“Everything in Transit is old,” said John Chiarello, vice president of the Maintenance of Way division at the union. “Once we get to full staffing, I think you’ll see availability improve.”
New York City Transit president Andy Byford considers accessibility to be one of his four core pillars of service for the agency.
“My mobility-impaired customers should not face a lottery of, ‘Will my machine be available for me at my local station, or not?’ That’s unacceptable,” he said.
Last month, Byford announced that he would be pursuing studies on the feasibility and cost of making the remainder of the subway system ADA accessible. This year, 150 stations will be surveyed, with the remainder being studied next year, he said.
In the meantime, he’s working to put together “bespoke action plans” to tackle elevator outages and better communicate those outages to riders. Boosting staffing, he said, will be key to improving availability.
“We’ve been working in the union on that in order to not only attract trainees and apprentices but, critically, to retain them,” Byford said. “Because it breaks my heart to see us basically become a training school for people to then waltz off to go work for some fancy private building for more money. Why should we do that? It’s taxpayer dollars.”
Last year, two lawsuits were filed against the MTA in state and federal courts arguing that the agency discriminates against people with disabilities because of its widespread lack of elevators in the subway system. Oral arguments were heard Monday in New York Supreme Court, where Elizabeth Melas, a wheelchair user from Gravesend, went to rally with advocates beforehand.
“It’s so much trouble.
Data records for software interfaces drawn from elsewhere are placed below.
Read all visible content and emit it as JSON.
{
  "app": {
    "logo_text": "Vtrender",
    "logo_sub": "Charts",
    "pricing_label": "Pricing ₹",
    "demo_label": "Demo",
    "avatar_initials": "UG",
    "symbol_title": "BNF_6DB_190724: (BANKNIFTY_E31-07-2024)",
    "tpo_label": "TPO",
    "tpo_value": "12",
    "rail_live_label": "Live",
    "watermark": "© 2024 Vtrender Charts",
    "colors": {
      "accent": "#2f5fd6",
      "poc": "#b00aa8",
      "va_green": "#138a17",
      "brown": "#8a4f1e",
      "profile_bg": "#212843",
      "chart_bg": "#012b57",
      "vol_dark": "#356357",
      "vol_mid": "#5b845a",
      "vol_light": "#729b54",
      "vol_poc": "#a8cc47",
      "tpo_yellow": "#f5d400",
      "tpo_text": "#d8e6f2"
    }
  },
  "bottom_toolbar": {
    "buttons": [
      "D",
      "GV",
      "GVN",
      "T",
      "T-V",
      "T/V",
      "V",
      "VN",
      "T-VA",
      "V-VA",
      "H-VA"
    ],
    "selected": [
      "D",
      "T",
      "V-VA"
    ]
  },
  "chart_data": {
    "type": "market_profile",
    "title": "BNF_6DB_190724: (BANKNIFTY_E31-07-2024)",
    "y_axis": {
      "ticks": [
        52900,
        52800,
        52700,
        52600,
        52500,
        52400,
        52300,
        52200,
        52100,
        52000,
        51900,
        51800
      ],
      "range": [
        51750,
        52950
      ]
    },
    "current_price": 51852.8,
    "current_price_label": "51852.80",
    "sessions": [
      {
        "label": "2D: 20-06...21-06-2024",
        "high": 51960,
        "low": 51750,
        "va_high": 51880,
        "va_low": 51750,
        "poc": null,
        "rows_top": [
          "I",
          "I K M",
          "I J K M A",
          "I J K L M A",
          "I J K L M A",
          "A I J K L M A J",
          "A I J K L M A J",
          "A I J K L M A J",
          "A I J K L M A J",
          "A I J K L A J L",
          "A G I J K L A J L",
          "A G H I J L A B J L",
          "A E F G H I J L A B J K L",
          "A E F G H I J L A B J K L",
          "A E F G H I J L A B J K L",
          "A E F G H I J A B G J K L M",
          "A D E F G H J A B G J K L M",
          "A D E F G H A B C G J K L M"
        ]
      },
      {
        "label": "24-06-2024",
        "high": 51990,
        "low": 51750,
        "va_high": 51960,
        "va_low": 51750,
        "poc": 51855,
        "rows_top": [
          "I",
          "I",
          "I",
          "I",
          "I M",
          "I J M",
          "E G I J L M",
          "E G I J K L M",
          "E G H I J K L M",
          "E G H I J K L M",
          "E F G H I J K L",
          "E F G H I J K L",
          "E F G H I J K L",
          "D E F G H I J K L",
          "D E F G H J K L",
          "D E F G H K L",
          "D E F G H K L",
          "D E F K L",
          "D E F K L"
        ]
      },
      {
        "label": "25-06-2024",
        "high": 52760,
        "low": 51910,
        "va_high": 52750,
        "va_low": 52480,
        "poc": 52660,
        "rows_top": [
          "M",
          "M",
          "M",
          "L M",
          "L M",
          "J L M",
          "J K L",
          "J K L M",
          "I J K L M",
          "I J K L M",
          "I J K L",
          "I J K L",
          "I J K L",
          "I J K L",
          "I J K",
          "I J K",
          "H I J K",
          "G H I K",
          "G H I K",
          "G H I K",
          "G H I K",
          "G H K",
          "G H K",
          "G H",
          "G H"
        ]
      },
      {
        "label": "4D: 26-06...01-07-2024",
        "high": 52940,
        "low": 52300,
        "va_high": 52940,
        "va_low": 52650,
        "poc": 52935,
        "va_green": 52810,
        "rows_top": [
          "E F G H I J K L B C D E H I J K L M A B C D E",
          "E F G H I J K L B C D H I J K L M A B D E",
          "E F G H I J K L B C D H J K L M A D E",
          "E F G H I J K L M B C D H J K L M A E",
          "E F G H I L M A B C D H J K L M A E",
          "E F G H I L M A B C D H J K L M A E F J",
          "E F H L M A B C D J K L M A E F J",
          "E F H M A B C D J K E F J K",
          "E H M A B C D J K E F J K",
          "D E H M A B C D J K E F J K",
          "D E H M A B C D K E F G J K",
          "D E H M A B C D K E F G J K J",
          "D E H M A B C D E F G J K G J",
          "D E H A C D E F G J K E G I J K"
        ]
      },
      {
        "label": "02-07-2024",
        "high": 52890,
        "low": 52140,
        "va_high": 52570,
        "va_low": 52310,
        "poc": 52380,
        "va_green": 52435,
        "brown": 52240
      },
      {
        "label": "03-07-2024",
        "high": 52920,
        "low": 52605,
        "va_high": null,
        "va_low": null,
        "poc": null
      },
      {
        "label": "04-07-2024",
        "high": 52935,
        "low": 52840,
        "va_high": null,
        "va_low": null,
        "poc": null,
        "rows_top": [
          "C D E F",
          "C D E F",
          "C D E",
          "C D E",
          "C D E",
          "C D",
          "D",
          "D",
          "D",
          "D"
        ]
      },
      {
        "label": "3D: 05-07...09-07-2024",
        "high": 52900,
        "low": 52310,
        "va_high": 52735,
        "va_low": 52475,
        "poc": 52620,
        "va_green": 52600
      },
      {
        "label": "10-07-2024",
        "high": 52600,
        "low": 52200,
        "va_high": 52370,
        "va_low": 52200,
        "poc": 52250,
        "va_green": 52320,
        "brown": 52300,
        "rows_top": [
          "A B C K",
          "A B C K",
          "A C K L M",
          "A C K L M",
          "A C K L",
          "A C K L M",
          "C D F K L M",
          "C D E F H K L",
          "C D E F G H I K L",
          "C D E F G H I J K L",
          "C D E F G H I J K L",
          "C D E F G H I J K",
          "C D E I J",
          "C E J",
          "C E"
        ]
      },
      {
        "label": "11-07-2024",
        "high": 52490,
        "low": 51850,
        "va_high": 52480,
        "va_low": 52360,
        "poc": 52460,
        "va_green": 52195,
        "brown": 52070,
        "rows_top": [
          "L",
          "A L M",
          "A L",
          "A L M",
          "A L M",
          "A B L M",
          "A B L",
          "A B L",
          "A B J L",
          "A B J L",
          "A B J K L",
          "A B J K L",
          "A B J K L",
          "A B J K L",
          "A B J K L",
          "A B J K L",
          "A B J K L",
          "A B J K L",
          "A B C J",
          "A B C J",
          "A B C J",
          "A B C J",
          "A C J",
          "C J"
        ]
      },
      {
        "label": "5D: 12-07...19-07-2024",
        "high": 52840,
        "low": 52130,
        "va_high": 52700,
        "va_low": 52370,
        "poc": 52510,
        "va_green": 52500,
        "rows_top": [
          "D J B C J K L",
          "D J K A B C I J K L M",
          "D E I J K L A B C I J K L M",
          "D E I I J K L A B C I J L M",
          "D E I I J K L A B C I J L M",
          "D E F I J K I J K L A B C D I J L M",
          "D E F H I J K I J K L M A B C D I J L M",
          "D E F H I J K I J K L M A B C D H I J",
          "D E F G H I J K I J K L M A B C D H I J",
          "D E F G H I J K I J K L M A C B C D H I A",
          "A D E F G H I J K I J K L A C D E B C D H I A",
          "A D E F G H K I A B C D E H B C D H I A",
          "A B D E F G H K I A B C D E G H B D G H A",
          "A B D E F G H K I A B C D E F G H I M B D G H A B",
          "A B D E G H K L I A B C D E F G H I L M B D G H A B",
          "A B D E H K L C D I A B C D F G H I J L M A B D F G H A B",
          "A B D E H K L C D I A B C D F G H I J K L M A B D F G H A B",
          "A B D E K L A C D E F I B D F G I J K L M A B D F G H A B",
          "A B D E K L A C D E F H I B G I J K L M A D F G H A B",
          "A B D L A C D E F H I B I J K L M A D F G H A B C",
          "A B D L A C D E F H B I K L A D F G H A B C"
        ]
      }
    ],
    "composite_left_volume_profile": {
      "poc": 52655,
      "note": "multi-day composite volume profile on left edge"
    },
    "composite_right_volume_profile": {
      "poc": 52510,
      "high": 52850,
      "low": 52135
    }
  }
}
We’re equal citizens to everyone else. Whether they be able-bodied or pregnant, we expect to be treated the same as everyone else,” Melas said, frustrated by what she described as the lack of progress since the ADA passed in 1990. “It’s been 28 years and they haven’t done much.”